Diagonal earlobe crease as a marker of the presence and extent of coronary atherosclerosis

Am J Cardiol. 1992 Dec 1;70(18):1417-20. doi: 10.1016/0002-9149(92)90292-7.


This study evaluates the association between the presence of diagonal earlobe creases (ELC) and coronary artery disease (CAD). One thousand four hundred twenty-four patients (760 men and 664 women, aged 30 to 80 years) were examined for the presence of ELC and classified into 2 groups: group I control--1,086 consecutive patients who denied symptoms of myocardial ischemia and were admitted to a general hospital for other reasons; group II CAD--338 patients with documented CAD (presence of > or = 70% coronary diameter stenosis at angiography). ELC was present in 304 patients (28%) in group I and 220 (65%) in group II (p < 0.0001). The patients were stratified in age groups to isolate the influence of age because the prevalence of ELC and CAD increased with advancing age (p < 0.0001 for both). This association remained statistically significant in all decades, except for patients aged > 70 years. To further remove the confounding effect of different age and sex distributions between the groups, a direct adjustment of the ELC prevalence was performed. When adjusted for age and sex, the prevalence of creases was still 58% higher in patients with CAD than in control subjects (p < 0.001). The presence of ELC was also related to the extent of CAD as measured by the number of major arteries narrowed (p = 0.015). The observed sensitivity of the sign for the diagnosis of CAD was 65%, the specificity 72%, the positive predictive value 42% and the negative predictive value 87%.

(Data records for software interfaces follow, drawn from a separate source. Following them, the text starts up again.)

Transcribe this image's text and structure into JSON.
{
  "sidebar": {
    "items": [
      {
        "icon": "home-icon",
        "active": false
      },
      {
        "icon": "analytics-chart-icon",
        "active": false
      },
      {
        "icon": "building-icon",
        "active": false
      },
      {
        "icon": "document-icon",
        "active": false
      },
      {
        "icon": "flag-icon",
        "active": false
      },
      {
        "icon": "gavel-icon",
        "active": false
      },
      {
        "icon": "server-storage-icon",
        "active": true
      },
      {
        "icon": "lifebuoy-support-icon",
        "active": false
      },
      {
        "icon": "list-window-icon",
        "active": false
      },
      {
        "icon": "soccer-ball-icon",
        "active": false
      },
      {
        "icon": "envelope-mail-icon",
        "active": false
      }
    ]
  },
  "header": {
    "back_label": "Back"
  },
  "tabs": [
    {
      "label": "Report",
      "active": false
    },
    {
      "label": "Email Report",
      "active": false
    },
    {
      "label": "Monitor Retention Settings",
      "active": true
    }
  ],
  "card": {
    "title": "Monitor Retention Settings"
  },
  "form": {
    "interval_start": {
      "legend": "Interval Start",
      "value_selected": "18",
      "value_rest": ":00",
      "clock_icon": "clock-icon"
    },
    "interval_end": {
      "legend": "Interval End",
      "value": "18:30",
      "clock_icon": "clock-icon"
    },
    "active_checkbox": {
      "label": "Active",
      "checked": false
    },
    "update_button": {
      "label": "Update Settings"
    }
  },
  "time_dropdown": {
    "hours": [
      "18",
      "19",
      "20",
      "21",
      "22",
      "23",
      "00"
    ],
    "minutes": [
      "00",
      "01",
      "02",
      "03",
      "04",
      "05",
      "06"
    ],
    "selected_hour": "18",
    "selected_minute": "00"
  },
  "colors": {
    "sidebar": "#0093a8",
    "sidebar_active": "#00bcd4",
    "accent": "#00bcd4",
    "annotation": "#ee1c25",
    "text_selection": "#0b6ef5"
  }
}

MeSH terms

  • Adult
  • Age Factors
  • Aged
  • Aged, 80 and over
  • Biomarkers*
  • Coronary Angiography
  • Coronary Artery Disease / diagnosis*
  • Coronary Artery Disease / diagnostic imaging
  • Coronary Artery Disease / pathology
  • Coronary Vessels / pathology
  • Ear, External / pathology*
  • Female
  • Humans
  • Male
  • Middle Aged
  • Prevalence
  • Prospective Studies
  • Sensitivity and Specificity
  • Sex Factors


  • Biomarkers